▶ [Excerpted records]:
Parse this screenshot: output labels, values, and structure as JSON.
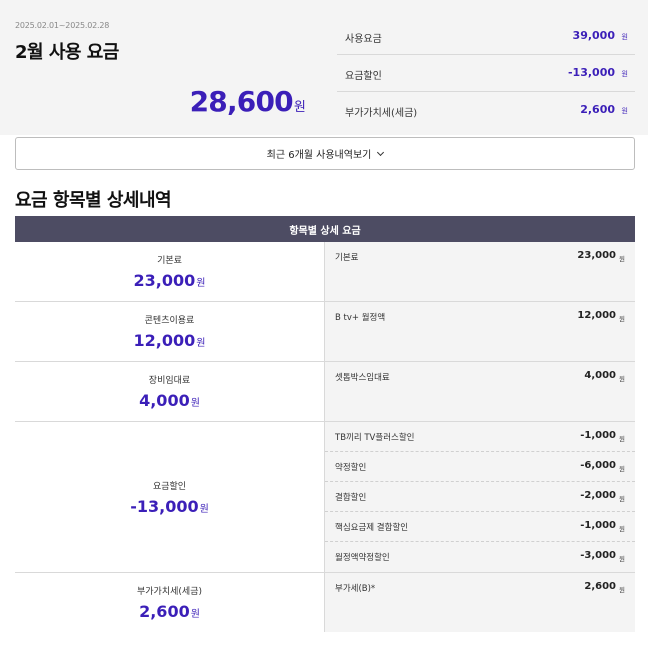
{
  "summary": {
    "period": "2025.02.01~2025.02.28",
    "title": "2월 사용 요금",
    "total_amount": "28,600",
    "total_unit": "원",
    "breakdown": [
      {
        "label": "사용요금",
        "value": "39,000",
        "unit": "원"
      },
      {
        "label": "요금할인",
        "value": "-13,000",
        "unit": "원"
      },
      {
        "label": "부가가치세(세금)",
        "value": "2,600",
        "unit": "원"
      }
    ]
  },
  "history_button": {
    "label": "최근 6개월 사용내역보기"
  },
  "section_title": "요금 항목별 상세내역",
  "detail_table": {
    "header": "항목별 상세 요금",
    "groups": [
      {
        "label": "기본료",
        "amount": "23,000",
        "unit": "원",
        "items": [
          {
            "label": "기본료",
            "value": "23,000",
            "unit": "원"
          }
        ]
      },
      {
        "label": "콘텐츠이용료",
        "amount": "12,000",
        "unit": "원",
        "items": [
          {
            "label": "B tv+ 월정액",
            "value": "12,000",
            "unit": "원"
          }
        ]
      },
      {
        "label": "장비임대료",
        "amount": "4,000",
        "unit": "원",
        "items": [
          {
            "label": "셋톱박스임대료",
            "value": "4,000",
            "unit": "원"
          }
        ]
      },
      {
        "label": "요금할인",
        "amount": "-13,000",
        "unit": "원",
        "items": [
          {
            "label": "TB끼리 TV플러스할인",
            "value": "-1,000",
            "unit": "원"
          },
          {
            "label": "약정할인",
            "value": "-6,000",
            "unit": "원"
          },
          {
            "label": "결합할인",
            "value": "-2,000",
            "unit": "원"
          },
          {
            "label": "핵심요금제 결합할인",
            "value": "-1,000",
            "unit": "원"
          },
          {
            "label": "월정액약정할인",
            "value": "-3,000",
            "unit": "원"
          }
        ]
      },
      {
        "label": "부가가치세(세금)",
        "amount": "2,600",
        "unit": "원",
        "items": [
          {
            "label": "부가세(B)*",
            "value": "2,600",
            "unit": "원"
          }
        ]
      }
    ]
  },
  "colors": {
    "accent": "#3b1fb8",
    "header_bg": "#4d4c63",
    "summary_bg": "#f4f4f4"
  },
  "icons": {
    "history_button": "chevron-down-icon"
  }
}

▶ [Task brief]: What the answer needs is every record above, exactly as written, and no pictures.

▶ [Solved exercise]:
Parse this screenshot: output labels, values, and structure as JSON.
{
  "summary": {
    "period": "2025.02.01~2025.02.28",
    "title": "2월 사용 요금",
    "total_amount": "28,600",
    "total_unit": "원",
    "breakdown": [
      {
        "label": "사용요금",
        "value": "39,000",
        "unit": "원"
      },
      {
        "label": "요금할인",
        "value": "-13,000",
        "unit": "원"
      },
      {
        "label": "부가가치세(세금)",
        "value": "2,600",
        "unit": "원"
      }
    ]
  },
  "history_button": {
    "label": "최근 6개월 사용내역보기"
  },
  "section_title": "요금 항목별 상세내역",
  "detail_table": {
    "header": "항목별 상세 요금",
    "groups": [
      {
        "label": "기본료",
        "amount": "23,000",
        "unit": "원",
        "items": [
          {
            "label": "기본료",
            "value": "23,000",
            "unit": "원"
          }
        ]
      },
      {
        "label": "콘텐츠이용료",
        "amount": "12,000",
        "unit": "원",
        "items": [
          {
            "label": "B tv+ 월정액",
            "value": "12,000",
            "unit": "원"
          }
        ]
      },
      {
        "label": "장비임대료",
        "amount": "4,000",
        "unit": "원",
        "items": [
          {
            "label": "셋톱박스임대료",
            "value": "4,000",
            "unit": "원"
          }
        ]
      },
      {
        "label": "요금할인",
        "amount": "-13,000",
        "unit": "원",
        "items": [
          {
            "label": "TB끼리 TV플러스할인",
            "value": "-1,000",
            "unit": "원"
          },
          {
            "label": "약정할인",
            "value": "-6,000",
            "unit": "원"
          },
          {
            "label": "결합할인",
            "value": "-2,000",
            "unit": "원"
          },
          {
            "label": "핵심요금제 결합할인",
            "value": "-1,000",
            "unit": "원"
          },
          {
            "label": "월정액약정할인",
            "value": "-3,000",
            "unit": "원"
          }
        ]
      },
      {
        "label": "부가가치세(세금)",
        "amount": "2,600",
        "unit": "원",
        "items": [
          {
            "label": "부가세(B)*",
            "value": "2,600",
            "unit": "원"
          }
        ]
      }
    ]
  },
  "colors": {
    "accent": "#3b1fb8",
    "header_bg": "#4d4c63",
    "summary_bg": "#f4f4f4"
  },
  "icons": {
    "history_button": "chevron-down-icon"
  }
}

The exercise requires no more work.